Content starts

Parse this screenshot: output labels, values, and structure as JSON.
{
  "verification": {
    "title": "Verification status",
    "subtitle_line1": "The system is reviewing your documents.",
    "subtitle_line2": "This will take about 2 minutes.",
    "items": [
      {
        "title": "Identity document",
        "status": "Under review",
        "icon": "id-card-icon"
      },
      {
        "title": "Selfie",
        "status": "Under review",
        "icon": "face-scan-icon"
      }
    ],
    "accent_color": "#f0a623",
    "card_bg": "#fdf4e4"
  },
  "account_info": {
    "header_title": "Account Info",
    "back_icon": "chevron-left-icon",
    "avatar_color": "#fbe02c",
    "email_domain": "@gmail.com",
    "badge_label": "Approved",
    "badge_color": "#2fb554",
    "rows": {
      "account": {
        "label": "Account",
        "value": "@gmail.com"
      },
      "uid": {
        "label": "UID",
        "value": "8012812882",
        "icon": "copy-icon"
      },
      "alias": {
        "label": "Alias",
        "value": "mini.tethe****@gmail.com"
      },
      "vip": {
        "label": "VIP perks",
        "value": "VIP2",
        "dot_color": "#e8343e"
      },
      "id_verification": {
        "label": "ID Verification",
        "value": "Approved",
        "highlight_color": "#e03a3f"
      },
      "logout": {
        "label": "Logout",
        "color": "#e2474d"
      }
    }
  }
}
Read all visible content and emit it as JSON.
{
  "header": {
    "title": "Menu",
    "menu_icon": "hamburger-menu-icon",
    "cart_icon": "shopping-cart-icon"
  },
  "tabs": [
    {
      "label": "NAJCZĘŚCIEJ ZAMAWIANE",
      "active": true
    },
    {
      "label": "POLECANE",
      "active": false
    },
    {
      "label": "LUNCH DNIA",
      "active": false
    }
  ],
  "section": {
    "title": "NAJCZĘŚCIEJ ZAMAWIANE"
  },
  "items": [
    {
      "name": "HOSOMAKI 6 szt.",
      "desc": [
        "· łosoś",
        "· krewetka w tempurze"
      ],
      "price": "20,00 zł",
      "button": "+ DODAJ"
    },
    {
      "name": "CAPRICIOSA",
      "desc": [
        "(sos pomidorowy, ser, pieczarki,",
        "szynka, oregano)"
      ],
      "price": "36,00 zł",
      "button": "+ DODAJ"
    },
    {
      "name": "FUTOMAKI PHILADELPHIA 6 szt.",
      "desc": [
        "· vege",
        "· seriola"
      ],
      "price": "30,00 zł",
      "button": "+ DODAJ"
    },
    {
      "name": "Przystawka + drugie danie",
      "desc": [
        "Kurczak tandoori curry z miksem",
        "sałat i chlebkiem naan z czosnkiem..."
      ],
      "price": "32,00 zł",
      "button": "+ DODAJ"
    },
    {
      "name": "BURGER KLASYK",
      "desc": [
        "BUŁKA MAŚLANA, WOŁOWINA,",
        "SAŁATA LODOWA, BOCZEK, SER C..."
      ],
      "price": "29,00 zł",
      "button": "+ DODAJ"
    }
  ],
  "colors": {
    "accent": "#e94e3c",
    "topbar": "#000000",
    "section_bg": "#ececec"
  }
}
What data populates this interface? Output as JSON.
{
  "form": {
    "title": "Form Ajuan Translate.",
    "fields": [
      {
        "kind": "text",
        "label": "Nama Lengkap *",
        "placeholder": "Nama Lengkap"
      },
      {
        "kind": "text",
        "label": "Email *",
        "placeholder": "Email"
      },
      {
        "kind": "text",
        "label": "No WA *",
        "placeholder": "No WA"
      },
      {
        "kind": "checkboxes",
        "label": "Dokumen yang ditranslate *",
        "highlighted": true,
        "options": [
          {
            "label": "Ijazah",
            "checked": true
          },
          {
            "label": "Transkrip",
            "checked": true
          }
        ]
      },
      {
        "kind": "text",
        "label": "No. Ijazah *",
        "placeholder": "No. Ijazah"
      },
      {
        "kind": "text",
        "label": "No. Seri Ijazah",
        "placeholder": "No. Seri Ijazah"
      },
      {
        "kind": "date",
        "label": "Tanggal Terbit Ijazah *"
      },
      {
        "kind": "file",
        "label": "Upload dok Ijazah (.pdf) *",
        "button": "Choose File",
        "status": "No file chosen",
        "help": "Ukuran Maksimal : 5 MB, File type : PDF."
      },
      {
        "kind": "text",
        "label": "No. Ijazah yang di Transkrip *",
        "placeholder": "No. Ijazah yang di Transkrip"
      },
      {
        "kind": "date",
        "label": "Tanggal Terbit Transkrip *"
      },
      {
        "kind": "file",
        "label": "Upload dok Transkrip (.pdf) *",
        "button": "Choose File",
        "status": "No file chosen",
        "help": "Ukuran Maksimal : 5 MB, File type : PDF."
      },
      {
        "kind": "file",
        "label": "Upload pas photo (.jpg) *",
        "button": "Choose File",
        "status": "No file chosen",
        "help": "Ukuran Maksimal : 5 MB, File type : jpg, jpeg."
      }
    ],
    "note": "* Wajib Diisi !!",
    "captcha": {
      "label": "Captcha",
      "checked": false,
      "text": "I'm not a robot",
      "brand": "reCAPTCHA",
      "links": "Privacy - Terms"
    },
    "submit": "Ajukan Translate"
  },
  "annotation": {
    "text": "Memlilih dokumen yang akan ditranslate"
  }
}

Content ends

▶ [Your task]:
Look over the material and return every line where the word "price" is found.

▶ [Result of this task]:
      "price": "20,00 zł",
      "price": "36,00 zł",
      "price": "30,00 zł",
      "price": "32,00 zł",
      "price": "29,00 zł",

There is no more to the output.